The state-owned carrier, also known as Saudia, said yesterday it expected to delay the IPO of its catering unit, which was estimated to be worth up to US$540 million.
"We have submitted our file to the Capital Market Authority and haven't been given a date yet but most likely it will be delayed," said Khalid Almolhem, Saudia's director general.
It is the second time the flotation has been delayed, but Mr Almolhem could not give a time frame for the delay or specific reasons behind it.
It is a familiar story around the region, where many flotations have been pushed back, including Topaz Energy, Kuwait Energy and the mobile operator Axiom in the past year.
"It hasn't been the best market to list anywhere in the region," said Akram Annous, a strategist at Al Mal Capital in Dubai, repeating a common concern about the lack of volumes of shares traded in most GCC and Middle East markets.
He added that for some companies in Saudi Arabia "it is so easy to borrow at such little cost rather than go through equity financing".
Even if Saudia went ahead with an IPO, trading is largely limited to local investors because foreign investors are able to invest only via "total return swaps" - an indirect way into Saudi shares.
The kingdom is attempting to become more open, however, and is in talks with several index providers, including MSCI, to become one of its components.
But Mr Annous was sceptical over the speed of change.
"Things are very slow to take off in the region, especially Saudi, and it could be another several years before this actually happens," he said.

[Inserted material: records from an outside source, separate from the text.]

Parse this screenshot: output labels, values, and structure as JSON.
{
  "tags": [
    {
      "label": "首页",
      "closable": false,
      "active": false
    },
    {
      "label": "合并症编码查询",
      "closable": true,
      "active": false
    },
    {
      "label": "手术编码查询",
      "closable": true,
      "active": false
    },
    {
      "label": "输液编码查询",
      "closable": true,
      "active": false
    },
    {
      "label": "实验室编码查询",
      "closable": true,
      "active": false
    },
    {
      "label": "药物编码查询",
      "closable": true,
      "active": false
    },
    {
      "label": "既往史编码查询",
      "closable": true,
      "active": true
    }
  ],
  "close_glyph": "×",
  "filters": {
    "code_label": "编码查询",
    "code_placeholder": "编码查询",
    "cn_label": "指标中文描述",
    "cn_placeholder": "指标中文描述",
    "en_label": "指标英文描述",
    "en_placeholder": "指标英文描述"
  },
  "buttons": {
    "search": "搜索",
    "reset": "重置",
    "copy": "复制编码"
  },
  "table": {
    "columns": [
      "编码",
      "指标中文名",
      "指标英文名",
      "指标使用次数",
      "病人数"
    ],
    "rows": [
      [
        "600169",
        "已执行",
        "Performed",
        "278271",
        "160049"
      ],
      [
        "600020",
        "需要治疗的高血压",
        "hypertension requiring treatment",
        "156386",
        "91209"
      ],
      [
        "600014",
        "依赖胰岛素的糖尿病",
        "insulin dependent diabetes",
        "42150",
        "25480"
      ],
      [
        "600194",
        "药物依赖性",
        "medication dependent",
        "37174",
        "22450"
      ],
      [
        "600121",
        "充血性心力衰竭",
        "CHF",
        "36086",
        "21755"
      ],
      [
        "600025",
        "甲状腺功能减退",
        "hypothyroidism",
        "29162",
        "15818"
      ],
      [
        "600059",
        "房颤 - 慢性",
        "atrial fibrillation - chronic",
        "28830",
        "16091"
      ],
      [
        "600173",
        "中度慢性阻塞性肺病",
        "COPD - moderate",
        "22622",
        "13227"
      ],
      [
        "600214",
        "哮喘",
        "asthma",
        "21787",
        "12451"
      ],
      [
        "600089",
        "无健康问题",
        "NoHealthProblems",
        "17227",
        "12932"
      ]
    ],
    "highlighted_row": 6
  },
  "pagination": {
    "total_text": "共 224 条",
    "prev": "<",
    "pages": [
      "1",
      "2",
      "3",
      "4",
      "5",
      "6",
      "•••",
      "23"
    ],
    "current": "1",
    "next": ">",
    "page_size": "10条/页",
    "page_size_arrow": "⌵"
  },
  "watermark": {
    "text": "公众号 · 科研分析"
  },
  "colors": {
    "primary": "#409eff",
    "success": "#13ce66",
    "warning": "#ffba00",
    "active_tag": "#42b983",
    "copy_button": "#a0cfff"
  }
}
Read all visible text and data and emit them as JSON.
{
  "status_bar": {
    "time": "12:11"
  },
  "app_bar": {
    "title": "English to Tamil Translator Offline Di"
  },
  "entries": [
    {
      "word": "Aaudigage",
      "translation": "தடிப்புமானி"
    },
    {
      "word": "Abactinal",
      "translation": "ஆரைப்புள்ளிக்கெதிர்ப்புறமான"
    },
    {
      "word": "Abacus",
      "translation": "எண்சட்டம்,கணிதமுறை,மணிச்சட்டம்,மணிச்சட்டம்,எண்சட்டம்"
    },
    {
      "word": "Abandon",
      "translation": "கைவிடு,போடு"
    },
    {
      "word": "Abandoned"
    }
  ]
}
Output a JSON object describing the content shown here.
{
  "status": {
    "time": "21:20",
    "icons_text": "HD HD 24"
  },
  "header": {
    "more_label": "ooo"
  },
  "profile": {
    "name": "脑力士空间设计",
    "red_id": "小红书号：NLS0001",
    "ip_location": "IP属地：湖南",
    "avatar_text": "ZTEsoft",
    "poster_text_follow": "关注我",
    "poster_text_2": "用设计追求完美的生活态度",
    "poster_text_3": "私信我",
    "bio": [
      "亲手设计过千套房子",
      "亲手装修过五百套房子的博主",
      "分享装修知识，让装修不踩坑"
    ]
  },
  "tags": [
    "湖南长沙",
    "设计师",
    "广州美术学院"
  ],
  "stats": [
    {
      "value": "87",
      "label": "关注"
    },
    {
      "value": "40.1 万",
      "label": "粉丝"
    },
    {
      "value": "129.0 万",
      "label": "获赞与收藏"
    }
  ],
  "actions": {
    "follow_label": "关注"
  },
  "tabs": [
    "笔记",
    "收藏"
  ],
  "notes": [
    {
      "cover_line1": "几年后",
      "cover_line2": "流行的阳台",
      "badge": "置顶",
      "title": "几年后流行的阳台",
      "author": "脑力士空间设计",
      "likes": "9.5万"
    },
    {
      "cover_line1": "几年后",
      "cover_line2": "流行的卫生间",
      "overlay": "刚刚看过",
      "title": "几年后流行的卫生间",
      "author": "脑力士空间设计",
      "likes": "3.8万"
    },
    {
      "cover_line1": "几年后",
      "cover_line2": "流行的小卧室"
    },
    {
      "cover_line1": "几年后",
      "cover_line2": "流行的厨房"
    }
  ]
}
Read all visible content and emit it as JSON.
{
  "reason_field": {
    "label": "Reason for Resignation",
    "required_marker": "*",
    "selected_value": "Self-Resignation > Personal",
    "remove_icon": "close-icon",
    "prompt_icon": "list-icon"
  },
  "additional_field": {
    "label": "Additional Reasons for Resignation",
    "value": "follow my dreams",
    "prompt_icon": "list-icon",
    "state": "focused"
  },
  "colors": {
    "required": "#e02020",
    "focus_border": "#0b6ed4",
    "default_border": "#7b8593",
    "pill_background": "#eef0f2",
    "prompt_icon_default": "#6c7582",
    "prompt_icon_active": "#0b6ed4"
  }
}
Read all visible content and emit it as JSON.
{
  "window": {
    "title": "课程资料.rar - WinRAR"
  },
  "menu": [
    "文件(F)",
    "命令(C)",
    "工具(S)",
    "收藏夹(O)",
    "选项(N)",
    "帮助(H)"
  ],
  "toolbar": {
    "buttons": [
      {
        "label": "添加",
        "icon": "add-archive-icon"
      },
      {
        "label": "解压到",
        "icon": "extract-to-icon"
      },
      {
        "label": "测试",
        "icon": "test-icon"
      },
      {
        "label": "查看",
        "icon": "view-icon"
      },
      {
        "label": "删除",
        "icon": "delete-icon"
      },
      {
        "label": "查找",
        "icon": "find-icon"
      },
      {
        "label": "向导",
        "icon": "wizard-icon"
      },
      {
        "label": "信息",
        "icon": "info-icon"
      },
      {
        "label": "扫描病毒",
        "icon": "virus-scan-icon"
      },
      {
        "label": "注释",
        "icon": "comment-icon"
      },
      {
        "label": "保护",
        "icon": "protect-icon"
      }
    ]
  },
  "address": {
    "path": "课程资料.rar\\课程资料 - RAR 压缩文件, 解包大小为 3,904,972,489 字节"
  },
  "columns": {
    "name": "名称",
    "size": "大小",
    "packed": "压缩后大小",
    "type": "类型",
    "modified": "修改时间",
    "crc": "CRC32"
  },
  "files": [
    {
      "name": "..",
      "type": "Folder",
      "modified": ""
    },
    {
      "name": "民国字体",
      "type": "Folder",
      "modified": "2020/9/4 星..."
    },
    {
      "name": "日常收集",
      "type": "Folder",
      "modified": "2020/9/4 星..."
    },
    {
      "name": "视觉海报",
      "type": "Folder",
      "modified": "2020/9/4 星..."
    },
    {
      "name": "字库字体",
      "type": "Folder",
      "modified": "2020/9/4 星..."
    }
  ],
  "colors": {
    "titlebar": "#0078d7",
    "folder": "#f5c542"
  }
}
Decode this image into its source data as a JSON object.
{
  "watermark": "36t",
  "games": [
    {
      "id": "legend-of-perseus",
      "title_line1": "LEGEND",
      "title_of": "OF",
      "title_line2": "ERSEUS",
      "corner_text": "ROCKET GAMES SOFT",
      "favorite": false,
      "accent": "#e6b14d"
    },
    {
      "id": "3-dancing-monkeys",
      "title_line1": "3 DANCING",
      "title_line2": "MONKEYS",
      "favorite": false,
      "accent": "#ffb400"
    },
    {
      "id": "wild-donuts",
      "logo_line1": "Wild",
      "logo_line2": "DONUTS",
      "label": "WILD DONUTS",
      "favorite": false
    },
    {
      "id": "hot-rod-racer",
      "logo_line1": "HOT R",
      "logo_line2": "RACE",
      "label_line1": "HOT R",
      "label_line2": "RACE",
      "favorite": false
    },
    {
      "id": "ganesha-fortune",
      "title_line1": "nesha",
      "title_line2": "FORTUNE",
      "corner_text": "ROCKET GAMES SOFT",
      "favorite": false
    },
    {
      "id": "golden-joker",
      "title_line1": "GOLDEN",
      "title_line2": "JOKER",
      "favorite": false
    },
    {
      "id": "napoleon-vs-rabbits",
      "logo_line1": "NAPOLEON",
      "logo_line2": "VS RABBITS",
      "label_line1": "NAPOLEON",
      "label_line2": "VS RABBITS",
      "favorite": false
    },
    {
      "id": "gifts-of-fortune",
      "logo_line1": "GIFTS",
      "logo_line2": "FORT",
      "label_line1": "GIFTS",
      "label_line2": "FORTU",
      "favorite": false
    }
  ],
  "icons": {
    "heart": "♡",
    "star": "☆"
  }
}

Saudia started the process of privatisation back in 2006 by dividing the company into six units. It is waiting for regulatory approval to offer 30 per cent of its catering unit to the public.